>>>>

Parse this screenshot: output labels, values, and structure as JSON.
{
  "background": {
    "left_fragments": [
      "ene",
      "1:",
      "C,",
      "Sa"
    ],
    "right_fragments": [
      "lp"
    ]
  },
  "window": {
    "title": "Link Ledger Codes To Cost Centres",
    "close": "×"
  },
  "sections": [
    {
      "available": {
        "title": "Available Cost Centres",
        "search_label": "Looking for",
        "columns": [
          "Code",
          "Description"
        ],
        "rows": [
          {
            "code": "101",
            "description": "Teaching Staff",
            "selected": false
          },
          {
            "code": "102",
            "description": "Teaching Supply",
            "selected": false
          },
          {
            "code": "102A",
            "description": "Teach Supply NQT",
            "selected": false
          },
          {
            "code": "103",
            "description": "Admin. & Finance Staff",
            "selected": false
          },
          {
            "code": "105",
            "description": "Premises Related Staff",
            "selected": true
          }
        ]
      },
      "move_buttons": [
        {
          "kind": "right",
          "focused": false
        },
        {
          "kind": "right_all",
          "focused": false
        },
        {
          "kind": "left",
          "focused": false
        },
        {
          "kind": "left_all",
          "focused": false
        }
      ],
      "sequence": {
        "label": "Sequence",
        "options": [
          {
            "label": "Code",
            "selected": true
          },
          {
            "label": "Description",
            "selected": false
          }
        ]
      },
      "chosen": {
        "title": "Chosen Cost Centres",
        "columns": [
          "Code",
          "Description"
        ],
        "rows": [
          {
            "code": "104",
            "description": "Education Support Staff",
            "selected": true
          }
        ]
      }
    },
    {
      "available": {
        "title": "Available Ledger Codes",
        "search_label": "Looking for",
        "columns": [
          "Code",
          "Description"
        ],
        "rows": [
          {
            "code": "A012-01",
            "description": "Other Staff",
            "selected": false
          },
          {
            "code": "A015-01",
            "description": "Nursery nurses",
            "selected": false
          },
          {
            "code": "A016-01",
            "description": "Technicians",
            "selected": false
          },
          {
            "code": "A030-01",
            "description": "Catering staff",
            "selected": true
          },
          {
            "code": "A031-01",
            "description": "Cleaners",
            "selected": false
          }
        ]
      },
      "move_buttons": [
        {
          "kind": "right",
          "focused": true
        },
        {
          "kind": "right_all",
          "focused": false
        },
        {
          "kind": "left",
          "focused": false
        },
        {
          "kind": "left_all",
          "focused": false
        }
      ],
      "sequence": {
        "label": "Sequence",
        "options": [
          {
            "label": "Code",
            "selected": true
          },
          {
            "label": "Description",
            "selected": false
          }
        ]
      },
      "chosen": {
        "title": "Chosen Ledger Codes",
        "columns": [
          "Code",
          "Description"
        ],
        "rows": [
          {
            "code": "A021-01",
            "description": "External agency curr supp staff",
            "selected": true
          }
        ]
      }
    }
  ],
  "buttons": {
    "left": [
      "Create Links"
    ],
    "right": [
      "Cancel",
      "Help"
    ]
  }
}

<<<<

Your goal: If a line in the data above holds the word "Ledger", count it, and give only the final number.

Answer to this task: 3